The enormous genetic heterogeneity of this region poses significant challenges in HLA typing. Traditionally, HLA typing has been performed using either serological testing (using white blood cells), or DNA testing (extracting DNA from the white blood cells), and relies upon amplification of the specific region to be studied.
Two recent papers published in Genome Medicine describe computational methods for obtaining an individual’s HLA type using Next Generation Sequence (NGS) reads. Rene Warren and colleagues present HLAminer, a computational method to identify HLA alleles directly from shotgun sequence datasets. Sebastian Boegel and colleagues present seq2HLA, a software tool to determine HLA alleles from RNA-Seq reads.
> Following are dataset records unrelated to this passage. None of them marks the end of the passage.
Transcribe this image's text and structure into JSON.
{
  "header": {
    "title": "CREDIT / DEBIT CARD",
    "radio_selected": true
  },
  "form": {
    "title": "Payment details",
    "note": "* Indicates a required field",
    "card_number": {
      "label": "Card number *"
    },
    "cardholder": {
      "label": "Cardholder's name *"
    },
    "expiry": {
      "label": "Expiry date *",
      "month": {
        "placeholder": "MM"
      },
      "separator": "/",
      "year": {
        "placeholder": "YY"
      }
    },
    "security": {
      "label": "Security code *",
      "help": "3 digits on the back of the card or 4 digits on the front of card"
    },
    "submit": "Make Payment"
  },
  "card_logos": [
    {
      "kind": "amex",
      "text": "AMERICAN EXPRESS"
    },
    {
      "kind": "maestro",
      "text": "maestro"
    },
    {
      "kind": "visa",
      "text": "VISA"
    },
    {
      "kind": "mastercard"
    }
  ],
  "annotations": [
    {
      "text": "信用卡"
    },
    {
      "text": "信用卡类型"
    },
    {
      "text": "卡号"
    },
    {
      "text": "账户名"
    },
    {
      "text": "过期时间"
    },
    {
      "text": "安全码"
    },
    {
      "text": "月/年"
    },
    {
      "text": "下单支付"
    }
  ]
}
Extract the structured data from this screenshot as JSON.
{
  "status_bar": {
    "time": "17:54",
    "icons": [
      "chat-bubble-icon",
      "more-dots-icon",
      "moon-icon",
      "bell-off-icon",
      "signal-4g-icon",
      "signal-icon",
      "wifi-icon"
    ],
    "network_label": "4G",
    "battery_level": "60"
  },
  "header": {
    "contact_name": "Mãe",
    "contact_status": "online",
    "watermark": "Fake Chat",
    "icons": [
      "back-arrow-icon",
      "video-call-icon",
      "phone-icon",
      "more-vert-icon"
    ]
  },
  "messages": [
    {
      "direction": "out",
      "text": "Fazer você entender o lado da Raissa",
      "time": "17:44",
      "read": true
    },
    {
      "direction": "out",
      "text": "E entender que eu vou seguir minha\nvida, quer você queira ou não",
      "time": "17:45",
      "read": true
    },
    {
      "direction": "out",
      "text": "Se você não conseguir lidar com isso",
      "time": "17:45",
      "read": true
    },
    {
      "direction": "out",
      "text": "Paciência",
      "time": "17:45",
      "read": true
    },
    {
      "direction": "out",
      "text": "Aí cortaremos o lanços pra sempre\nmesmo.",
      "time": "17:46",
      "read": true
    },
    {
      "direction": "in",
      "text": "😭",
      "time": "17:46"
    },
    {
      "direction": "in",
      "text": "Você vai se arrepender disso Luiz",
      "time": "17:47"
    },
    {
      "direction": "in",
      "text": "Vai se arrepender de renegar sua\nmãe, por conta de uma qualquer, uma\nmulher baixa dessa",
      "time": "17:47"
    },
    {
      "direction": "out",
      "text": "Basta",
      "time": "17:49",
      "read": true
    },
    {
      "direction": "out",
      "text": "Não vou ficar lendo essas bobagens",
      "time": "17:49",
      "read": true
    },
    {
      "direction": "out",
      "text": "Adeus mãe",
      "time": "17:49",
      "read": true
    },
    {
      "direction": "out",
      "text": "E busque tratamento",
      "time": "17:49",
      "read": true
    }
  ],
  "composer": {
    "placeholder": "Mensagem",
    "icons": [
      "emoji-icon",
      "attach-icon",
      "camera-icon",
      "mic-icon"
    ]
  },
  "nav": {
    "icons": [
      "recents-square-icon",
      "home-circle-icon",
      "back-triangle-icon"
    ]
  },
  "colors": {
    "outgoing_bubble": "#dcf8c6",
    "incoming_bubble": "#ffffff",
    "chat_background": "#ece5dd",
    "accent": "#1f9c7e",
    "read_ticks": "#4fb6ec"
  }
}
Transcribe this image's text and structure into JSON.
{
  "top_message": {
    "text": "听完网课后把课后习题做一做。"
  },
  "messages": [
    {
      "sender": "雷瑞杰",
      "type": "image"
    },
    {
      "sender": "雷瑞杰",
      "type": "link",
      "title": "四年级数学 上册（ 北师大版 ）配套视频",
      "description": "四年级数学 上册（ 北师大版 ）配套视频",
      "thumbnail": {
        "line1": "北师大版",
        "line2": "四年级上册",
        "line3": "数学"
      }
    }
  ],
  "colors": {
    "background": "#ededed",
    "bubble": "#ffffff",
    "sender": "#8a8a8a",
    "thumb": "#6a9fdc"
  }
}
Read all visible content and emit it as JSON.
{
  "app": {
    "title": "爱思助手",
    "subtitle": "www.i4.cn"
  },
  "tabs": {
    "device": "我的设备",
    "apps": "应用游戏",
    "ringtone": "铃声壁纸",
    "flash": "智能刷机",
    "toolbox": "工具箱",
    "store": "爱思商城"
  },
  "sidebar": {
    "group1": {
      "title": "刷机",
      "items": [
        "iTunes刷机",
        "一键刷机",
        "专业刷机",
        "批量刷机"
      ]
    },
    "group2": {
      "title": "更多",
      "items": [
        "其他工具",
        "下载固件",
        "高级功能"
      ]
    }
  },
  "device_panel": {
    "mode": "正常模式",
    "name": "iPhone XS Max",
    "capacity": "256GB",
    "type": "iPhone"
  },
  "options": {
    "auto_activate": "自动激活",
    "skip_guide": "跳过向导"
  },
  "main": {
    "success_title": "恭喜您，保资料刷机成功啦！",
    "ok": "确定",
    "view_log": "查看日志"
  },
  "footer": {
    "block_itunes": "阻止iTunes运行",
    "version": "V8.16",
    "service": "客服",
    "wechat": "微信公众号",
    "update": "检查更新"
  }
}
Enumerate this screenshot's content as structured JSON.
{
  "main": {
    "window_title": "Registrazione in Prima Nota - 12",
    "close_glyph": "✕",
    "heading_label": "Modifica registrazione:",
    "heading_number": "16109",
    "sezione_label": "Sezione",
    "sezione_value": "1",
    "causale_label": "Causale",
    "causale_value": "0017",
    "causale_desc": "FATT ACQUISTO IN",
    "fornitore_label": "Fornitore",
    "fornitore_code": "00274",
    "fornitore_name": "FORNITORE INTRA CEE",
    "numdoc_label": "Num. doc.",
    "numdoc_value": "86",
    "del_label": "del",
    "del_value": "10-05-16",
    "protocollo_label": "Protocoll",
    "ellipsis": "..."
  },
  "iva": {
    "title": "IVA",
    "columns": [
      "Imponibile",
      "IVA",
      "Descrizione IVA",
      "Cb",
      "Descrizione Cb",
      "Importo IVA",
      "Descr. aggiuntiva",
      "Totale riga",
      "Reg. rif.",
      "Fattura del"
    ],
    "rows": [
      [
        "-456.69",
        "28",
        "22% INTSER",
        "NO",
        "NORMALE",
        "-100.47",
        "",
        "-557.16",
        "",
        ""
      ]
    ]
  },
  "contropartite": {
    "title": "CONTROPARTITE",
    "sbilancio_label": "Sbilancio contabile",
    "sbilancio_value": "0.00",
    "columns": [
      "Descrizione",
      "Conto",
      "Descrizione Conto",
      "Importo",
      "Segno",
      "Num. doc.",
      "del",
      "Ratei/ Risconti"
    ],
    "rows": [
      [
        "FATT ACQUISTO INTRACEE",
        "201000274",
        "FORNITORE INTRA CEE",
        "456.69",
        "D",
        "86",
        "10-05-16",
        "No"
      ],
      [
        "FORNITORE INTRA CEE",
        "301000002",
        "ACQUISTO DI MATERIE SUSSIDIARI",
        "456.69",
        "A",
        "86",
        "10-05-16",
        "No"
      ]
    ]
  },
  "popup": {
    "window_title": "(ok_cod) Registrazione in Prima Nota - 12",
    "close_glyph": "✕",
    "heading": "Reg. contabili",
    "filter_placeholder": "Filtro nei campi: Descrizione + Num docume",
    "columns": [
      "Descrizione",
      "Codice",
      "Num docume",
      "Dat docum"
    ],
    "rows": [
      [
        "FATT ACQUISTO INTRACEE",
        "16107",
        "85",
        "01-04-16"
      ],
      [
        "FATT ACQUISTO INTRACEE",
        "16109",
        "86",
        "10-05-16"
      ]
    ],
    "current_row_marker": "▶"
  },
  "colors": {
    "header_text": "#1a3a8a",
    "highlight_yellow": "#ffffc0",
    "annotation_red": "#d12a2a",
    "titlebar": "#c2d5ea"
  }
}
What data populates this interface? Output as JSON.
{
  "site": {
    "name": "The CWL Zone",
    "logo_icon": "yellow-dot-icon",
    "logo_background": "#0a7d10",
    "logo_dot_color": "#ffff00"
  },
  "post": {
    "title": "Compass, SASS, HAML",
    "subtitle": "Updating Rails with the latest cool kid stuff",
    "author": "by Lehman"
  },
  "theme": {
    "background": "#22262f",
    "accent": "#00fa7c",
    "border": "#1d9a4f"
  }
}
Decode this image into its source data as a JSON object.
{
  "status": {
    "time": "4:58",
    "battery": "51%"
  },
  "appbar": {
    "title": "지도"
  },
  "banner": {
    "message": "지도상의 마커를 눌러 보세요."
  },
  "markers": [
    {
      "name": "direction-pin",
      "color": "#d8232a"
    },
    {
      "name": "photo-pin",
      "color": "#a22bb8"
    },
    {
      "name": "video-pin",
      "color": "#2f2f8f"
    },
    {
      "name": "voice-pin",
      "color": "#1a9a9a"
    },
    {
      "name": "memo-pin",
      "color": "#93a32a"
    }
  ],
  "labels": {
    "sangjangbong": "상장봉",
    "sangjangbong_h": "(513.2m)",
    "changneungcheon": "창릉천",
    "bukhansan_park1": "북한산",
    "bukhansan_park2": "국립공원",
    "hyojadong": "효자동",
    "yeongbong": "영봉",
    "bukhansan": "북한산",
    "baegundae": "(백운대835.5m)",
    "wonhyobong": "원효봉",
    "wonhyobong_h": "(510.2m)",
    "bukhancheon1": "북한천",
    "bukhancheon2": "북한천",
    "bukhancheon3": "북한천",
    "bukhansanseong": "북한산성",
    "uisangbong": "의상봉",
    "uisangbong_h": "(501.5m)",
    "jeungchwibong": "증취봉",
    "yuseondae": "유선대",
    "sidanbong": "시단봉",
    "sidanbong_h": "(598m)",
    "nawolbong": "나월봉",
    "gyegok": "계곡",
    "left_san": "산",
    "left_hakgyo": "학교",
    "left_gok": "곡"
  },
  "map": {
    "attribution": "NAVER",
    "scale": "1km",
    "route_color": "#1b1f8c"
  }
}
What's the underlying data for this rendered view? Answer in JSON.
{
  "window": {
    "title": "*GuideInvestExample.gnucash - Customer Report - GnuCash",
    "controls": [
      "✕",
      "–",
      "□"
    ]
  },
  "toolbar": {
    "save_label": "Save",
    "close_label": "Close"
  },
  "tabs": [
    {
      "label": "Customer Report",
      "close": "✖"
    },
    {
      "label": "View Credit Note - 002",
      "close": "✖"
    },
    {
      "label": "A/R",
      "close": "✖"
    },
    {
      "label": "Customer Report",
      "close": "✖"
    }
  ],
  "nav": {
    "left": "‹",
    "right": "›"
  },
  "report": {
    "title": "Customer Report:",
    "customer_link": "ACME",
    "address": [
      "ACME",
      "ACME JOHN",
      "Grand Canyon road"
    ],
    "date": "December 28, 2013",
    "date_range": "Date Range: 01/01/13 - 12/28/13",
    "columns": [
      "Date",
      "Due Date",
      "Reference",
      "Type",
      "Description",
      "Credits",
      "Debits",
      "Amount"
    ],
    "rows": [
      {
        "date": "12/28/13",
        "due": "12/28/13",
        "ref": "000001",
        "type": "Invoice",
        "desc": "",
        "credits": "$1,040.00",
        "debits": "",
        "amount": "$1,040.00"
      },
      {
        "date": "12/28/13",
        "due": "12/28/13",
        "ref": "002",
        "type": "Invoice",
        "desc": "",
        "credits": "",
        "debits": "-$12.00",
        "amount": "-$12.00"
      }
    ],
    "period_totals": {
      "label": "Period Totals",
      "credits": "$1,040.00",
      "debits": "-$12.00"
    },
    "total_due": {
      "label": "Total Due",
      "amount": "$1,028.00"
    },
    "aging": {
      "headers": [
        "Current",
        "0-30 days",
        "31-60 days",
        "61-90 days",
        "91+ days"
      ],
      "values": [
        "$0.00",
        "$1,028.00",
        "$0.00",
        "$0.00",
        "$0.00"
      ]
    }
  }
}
The advantage of both methods is evident; HLA calls can be made directly from sequence reads, reducing the need to generate HLA-specific data, and can be used for both existing and future datasets with no additional laboratory protocols. As the specificity and resolution of these methods increases, these techniques could save valuable time and money in the clinic, as well as unlocking valuable information from datasets with no additional experimentation.